Now, go ahead and get started…

  • Have your loved one focus on more manageable tasks – Keeping tasks simple and straightforward makes them easier to complete. Activities with multiple steps and requirements can quickly become overwhelming.
  • Set milestones – Break your activity into sections. Once you complete a milestone, tell your loved one how good they are doing and ask if they want to continue. It is vital that you allow time for breaks, so when you are doing something time-sensitive like cooking, make sure to plan ahead. Structuring tasks is an excellent tool in your Montessori toolbox and one we often use in our own activities.
  • Communicate – Talk with your loved one about how they are doing, and make sure you answer all their questions.
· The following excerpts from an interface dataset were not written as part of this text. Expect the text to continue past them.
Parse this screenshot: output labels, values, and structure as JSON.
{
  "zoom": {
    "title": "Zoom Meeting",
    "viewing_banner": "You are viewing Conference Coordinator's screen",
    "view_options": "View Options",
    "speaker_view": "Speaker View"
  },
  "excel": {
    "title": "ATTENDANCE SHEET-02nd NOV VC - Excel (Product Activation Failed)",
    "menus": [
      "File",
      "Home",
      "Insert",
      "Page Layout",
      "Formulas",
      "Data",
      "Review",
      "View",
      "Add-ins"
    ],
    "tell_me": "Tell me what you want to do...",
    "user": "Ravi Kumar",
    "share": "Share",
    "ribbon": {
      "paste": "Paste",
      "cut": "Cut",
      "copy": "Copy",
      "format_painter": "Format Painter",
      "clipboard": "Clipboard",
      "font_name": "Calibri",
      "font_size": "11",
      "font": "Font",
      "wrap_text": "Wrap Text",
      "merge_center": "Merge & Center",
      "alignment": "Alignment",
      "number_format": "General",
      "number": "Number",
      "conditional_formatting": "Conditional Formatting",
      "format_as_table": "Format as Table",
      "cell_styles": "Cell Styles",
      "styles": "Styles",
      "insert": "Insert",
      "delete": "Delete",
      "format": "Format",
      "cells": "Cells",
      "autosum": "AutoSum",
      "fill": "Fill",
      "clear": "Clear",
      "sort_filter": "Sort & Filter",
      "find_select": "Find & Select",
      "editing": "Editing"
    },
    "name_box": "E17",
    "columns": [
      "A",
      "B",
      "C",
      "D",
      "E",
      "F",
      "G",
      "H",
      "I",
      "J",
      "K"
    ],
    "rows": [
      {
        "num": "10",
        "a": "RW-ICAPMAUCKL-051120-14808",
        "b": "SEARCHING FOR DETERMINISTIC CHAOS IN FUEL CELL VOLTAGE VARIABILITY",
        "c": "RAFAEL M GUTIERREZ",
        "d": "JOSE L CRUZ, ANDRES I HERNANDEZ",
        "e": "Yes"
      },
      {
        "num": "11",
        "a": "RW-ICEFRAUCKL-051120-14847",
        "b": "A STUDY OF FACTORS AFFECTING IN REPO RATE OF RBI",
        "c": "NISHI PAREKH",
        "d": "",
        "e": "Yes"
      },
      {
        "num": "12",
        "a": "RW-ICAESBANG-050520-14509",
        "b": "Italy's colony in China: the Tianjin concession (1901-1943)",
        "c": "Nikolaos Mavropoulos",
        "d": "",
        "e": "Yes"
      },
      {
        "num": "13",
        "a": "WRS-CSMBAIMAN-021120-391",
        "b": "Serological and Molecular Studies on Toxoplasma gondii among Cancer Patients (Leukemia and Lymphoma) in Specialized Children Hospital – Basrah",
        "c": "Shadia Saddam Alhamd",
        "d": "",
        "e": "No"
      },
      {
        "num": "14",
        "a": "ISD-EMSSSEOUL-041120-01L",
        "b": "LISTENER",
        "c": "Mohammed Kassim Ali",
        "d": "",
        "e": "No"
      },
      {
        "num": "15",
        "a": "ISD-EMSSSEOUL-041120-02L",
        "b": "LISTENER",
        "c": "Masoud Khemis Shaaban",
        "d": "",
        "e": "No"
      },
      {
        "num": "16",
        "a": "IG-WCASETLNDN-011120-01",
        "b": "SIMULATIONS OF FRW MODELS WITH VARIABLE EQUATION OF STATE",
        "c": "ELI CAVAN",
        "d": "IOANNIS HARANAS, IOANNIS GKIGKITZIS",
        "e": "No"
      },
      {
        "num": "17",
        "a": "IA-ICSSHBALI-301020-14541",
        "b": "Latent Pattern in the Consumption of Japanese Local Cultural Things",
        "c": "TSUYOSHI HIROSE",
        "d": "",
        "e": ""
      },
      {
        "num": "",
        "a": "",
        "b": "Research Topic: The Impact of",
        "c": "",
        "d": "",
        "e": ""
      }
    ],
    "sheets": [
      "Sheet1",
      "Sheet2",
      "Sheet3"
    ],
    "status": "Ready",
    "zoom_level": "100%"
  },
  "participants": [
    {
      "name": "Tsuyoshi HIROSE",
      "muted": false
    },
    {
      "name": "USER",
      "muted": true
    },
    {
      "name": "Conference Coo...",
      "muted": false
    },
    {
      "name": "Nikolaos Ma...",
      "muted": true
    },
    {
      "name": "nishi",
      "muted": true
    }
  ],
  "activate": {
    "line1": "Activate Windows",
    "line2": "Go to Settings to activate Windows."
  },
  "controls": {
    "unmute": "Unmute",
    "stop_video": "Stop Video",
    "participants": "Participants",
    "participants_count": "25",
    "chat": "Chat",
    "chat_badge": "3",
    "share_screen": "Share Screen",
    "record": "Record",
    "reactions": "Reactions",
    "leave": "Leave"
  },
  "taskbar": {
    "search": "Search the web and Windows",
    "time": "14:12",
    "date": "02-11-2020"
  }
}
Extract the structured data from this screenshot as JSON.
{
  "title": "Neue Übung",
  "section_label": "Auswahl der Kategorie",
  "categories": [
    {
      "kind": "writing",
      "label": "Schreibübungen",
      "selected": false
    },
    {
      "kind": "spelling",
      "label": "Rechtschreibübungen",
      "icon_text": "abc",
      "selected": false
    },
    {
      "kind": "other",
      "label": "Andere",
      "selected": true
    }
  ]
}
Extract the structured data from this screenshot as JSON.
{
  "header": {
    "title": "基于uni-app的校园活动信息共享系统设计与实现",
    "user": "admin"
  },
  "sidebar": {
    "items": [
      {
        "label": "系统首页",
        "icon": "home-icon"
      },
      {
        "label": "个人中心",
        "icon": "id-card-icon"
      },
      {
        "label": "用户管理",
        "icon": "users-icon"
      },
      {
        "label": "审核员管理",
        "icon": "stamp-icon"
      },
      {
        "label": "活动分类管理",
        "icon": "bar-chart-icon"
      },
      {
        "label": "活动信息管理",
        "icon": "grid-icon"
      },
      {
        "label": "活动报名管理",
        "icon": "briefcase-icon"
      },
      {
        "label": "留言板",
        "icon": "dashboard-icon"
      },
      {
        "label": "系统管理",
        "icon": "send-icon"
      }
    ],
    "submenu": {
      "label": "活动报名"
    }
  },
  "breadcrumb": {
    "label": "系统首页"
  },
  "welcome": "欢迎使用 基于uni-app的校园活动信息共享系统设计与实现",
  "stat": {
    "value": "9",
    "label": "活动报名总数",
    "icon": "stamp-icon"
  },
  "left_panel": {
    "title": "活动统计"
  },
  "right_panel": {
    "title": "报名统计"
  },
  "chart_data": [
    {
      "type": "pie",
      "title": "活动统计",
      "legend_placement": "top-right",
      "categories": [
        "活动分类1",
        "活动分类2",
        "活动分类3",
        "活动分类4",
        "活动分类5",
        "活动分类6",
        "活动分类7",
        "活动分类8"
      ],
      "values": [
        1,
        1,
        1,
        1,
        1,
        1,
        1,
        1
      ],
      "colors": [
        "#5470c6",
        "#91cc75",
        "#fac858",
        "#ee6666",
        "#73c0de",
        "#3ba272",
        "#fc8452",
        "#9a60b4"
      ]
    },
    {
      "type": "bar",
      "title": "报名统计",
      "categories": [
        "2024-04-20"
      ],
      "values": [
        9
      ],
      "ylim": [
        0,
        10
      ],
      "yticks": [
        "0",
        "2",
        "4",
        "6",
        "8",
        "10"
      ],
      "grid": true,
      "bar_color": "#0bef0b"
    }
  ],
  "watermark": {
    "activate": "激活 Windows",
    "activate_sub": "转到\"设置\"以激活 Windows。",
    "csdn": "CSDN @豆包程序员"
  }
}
Even with more straightforward activities, it can be easy to get turned around.
  • Check in with them – Be sure to lend a helping hand when necessary, and make sure no one is getting frustrated. Do this often and pay attention as much as you can.
  • Give good feedback – Positive reinforcement is a fundamental part of the Montessori Method. It helps your loved one find the confidence to stay focused and excited about what they are doing.
  • Remember to be safe – Cooking often involves some potential dangers. You should take charge of anything sharp, hot, or could otherwise hurt someone if left unattended or misused.

There’s more to it than just cooking…

Now that you’ve finished making your meal, there are still some things you can do with a Montessori twist:

  • Set the table together – Activities like these are simple with easily achievable goals and great to do while you are waiting for your food to finish cooking, baking, setting, or whatever. To add a Montessori flare to this activity, invest in some different colored table settings. Matching colors with physical actions is very beneficial for the brain.
  • Have everyone help clean up – Helping with easy cleaning chores is another way to engage your loved one’s mind with Montessori principles. Basic tasks like throwing away the unused food or putting the dirty dishes in the sink are great!
  • Have a nice meal – While eating, make sure you connect with your loved one. Even if the conversation is sometimes difficult, it is essential and meaningful to engage with them. Often it is good to talk with them about what you’ve just done.
  • Say thanks! – At the end of everything, thank your loved one for helping out; let them know how good a job they did and how much you enjoyed cooking with them.

That’s all you need to infuse your cooking with a little Montessori-Based Dementia Programming, just like we do here at Arbor Springs. Doesn’t sound so bad, does it?

Over the next few posts, I’ll share some more activities we do here and how Montessori techniques can help you engage with your loved one struggling with Alzheimer’s or dementia.

If you would like to know more about how Montessori-Based Dementia Programming has positively impacted our community or additional information about the program itself, just reach out anytime. We are always available to answer your questions.